My family lived in a succession of houses and a couple of apartments when I was growing up. All were rentals except for one – the house in Highland, California.
That house started very modestly – two bedrooms, one bath, kitchen-dining room combination, and small living room. It was located in a not very posh neighborhood that still retained a rural feel to it; there were a couple of houses on our street that were not much more than shacks. That’s probably why my parents could afford to buy it.
A few families in the neighborhood carried out improvements on their houses and my Dad began to think about doing the same with our house, but we just didn’t have the money. Then my Dad broke his back on a construction job, and the disability check from the accident gave him enough of a nest egg to put an addition onto the house.
The centerpiece of the addition was a living room, and the centerpiece of the living room was a large fireplace with a raised hearth, which extended out in front and to the sides so that there was plenty of room to put firewood or potted plants or even sit down on it. The bricks were carefully chosen in different shades so that it didn’t just look like a solid block of bricks, and artfully interwoven with the brick exterior of the chimney both inside the house and out were igneous rocks of striking shapes. Dad had definitely cashed in some chips with his brick mason friend to get this level of craftsmanship.

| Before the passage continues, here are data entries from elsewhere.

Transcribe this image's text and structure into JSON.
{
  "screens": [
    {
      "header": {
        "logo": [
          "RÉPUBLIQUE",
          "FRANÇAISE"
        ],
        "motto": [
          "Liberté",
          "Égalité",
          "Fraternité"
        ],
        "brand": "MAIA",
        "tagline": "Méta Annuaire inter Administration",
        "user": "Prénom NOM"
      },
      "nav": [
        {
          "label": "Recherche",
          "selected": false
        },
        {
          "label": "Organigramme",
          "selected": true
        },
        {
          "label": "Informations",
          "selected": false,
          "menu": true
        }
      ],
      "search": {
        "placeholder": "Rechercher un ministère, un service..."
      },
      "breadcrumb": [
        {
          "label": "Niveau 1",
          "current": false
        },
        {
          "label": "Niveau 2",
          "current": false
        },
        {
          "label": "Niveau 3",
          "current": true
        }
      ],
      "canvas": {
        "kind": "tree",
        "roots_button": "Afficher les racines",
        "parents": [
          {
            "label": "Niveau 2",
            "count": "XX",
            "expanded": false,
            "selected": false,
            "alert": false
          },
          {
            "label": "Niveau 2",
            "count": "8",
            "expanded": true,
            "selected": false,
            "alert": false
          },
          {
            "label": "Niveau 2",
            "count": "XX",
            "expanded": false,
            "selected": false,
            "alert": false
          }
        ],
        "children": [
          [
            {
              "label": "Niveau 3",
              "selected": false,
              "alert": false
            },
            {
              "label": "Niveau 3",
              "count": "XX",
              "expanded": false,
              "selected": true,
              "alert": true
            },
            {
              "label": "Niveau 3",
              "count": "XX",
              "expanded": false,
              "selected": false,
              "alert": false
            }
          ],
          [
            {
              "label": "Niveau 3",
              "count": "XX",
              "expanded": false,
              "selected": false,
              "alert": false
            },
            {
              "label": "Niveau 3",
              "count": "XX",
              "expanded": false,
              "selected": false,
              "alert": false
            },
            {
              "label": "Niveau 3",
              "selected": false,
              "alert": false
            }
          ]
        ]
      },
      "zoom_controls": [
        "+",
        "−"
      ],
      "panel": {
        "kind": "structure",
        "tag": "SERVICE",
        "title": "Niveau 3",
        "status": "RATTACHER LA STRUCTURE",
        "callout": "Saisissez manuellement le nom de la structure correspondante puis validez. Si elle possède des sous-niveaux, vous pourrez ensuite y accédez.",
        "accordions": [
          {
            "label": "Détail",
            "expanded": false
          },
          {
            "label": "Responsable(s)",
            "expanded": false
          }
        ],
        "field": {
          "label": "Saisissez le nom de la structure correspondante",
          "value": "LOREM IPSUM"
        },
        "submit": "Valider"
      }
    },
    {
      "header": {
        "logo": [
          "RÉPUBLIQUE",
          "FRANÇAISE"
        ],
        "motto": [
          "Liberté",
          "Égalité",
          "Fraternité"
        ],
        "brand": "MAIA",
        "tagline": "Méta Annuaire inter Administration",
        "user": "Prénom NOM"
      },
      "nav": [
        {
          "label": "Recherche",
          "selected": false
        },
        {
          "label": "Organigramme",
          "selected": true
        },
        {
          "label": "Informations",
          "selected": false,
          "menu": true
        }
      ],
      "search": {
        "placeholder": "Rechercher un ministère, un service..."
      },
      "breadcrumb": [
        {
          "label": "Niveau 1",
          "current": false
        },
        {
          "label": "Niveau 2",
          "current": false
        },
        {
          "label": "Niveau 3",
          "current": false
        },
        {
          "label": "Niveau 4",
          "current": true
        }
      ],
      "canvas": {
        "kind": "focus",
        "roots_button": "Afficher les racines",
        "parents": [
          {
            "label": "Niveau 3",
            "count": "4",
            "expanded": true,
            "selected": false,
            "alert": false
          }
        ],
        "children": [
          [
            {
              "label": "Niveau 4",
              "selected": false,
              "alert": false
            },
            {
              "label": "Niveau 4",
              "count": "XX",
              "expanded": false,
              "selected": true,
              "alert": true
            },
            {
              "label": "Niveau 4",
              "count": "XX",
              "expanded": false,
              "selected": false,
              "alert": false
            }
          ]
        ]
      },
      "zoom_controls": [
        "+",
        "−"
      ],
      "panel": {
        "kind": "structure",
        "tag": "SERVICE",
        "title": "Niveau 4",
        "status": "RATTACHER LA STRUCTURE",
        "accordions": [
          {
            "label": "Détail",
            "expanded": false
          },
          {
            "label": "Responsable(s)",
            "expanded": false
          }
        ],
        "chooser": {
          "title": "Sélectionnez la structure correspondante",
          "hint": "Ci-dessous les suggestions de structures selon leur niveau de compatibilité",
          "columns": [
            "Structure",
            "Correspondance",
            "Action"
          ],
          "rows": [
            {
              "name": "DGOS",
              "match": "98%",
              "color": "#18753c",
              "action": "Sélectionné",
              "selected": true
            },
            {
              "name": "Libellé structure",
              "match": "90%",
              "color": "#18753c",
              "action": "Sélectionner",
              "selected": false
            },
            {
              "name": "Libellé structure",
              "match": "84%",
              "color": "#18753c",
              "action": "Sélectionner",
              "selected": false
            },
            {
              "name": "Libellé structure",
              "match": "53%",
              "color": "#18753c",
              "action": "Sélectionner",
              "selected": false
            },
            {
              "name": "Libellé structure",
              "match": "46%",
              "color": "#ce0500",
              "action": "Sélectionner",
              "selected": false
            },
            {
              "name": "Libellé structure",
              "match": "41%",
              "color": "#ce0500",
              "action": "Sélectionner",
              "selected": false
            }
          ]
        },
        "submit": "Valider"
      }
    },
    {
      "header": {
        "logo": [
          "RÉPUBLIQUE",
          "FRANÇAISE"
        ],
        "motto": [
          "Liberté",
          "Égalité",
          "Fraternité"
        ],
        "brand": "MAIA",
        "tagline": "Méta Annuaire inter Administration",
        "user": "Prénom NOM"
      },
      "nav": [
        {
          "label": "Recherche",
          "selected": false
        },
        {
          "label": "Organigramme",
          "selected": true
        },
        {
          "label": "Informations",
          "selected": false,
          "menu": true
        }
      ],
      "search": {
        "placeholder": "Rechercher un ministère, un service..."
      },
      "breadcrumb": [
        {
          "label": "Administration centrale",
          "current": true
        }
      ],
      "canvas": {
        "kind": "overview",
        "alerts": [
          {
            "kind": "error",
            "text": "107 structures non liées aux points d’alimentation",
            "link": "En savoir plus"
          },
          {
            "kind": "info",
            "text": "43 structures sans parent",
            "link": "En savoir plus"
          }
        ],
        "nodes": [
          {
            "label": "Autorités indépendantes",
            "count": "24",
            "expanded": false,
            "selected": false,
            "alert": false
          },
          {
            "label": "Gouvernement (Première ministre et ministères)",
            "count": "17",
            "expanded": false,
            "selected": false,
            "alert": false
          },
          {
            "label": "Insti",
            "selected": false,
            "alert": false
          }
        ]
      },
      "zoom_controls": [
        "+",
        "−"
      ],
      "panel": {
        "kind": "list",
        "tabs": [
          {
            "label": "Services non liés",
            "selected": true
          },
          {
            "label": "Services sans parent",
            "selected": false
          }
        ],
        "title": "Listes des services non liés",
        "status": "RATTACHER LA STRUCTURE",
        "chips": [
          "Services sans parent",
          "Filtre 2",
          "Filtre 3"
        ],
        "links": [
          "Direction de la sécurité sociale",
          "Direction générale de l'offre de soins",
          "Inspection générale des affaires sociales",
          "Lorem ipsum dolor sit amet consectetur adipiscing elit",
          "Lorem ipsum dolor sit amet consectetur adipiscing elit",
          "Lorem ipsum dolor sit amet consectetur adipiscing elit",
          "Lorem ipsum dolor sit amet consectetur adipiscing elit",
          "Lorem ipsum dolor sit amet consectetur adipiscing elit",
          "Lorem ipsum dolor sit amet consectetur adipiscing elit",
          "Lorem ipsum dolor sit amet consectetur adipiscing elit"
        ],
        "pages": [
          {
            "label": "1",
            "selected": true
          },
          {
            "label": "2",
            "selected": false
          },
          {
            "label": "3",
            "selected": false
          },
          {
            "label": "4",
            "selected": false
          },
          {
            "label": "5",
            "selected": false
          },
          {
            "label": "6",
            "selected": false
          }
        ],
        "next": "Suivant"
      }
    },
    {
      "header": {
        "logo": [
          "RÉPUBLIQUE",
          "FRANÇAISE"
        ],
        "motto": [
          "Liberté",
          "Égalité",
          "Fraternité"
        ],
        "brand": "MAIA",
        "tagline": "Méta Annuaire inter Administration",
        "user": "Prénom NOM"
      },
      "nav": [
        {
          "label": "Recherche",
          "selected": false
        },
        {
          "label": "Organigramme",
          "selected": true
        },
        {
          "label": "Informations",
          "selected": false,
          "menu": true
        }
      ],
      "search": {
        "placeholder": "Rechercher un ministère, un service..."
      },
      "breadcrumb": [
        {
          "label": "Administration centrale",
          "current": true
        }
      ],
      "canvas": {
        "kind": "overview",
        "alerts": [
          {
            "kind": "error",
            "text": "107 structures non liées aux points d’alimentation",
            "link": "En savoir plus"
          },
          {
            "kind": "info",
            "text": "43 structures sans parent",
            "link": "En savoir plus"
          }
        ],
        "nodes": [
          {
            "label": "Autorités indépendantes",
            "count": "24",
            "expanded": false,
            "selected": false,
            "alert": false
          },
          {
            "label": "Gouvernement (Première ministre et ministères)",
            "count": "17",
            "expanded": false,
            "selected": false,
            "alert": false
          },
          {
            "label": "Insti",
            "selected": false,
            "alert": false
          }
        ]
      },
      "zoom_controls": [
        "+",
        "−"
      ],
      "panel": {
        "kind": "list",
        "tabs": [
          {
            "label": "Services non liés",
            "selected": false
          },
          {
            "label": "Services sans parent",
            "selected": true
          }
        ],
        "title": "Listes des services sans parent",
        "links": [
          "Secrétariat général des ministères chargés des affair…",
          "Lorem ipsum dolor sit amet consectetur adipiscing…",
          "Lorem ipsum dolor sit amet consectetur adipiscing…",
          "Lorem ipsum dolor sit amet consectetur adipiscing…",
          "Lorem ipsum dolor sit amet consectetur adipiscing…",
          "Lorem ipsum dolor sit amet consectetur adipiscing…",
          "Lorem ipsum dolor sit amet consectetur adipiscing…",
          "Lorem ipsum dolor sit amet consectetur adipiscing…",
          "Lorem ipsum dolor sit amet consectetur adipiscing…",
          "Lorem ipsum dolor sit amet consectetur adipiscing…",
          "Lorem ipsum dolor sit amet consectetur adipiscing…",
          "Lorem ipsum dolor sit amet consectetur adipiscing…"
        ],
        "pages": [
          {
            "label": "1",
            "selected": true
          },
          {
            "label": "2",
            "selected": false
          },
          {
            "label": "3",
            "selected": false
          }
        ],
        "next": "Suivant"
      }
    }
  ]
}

It was magnificent. It was the closest I ever felt to being rich and living in a fancy house.
The problem was, Southern California is a rather warm place for most of the year. Sure, there are some colder nights and even a freeze or two. I remember snow once; it melted as it hit the ground, but my friends and I were incredibly excited nevertheless. We danced around and stuck out our tongues to catch the falling snowflakes.
This dearth of cold-weather days meant that any night on which the temperature dipped under 45 degrees dictated a specific routine: clean out the ashes of the previous (perhaps long-ago) fire, gather some firewood and old newspapers, find the popcorn popper and marshmallow skewers, and light that fire.
It was sort of like a little worship service at the hearth. Finding kindling and firewood was almost never a problem, since we had lots of scrub trees on our property and my Dad knew several firewood haulers who owed him favors. And there was always a hopeful pile of newspapers on the hearth, ready to go into service. Finding the stowed away popper and fresh popcorn, not to mention marshmallows that hadn’t hardened into rocks, was sometimes a challenge, but at least the grocery store was not far away.
Dad and I preferred our marshmallows burned, and the popcorn not burned, though the bottom kernels usually got singed no matter how much we shook the pan. Though the grease and sticky factors were high, it was a delicious meal. And especially on nights that were rainy and actually cold, we felt that we had conquered the elements. It was definitely better than turning the furnace on.
When my husband and I bought our house, there was no question or debate – the house had to have a fireplace. And while the rest of the house was somewhat ramshackle, I think our stone fireplace is magnificent. (See “Tinner Hill: Desegregation, Graveyards, and My Fireplace.”)
But I still get a twinge of envy when I think about the fact that someone else – someone who did not build that fireplace – is worshiping at that raised hearth back in California.